→ Try it
Which lines of the records below contain the word "Mercado"? Report each of them in full.

(Website and app data records)
Content starts

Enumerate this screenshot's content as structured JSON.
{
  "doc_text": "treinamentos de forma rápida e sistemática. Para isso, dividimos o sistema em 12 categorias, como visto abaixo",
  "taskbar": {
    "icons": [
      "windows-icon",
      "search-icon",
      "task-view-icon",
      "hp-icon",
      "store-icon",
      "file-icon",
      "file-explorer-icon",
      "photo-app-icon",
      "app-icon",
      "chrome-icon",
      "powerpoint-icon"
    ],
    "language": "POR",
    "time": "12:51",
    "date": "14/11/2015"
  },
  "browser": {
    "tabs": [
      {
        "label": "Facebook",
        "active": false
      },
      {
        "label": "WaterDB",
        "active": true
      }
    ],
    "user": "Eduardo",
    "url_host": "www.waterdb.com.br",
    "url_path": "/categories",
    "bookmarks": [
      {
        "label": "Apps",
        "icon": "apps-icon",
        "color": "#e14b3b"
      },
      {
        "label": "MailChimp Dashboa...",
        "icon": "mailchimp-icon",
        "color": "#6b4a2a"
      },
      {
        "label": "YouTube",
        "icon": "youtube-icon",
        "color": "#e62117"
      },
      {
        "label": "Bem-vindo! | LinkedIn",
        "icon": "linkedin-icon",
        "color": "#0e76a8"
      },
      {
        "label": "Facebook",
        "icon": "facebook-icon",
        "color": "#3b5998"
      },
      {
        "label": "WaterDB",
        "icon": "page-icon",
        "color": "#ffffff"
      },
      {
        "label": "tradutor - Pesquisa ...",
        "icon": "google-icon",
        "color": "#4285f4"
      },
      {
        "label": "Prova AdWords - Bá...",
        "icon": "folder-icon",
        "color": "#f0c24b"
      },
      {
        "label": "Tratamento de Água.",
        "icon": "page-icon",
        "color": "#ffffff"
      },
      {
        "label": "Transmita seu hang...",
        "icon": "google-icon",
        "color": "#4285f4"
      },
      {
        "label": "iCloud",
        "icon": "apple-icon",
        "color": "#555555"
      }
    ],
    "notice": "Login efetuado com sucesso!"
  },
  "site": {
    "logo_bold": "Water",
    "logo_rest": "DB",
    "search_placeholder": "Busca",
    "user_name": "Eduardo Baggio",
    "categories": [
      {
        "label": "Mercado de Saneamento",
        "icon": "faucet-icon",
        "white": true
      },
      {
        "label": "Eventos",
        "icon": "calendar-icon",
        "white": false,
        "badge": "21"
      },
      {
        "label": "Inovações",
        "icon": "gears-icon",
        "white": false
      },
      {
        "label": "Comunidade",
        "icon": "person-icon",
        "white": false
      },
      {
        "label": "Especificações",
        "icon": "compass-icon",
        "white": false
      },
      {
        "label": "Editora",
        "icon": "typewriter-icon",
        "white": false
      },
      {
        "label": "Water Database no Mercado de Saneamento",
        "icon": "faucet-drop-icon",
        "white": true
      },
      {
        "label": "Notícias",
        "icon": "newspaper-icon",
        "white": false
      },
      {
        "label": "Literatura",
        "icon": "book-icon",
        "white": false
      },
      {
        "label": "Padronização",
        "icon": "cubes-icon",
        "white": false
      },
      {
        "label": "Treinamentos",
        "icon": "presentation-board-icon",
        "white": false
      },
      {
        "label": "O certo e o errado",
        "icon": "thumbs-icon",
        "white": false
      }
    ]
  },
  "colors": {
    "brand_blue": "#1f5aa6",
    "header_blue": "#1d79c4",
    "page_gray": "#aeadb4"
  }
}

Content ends

→ Exercise answer
        "label": "Mercado de Saneamento",
        "label": "Water Database no Mercado de Saneamento",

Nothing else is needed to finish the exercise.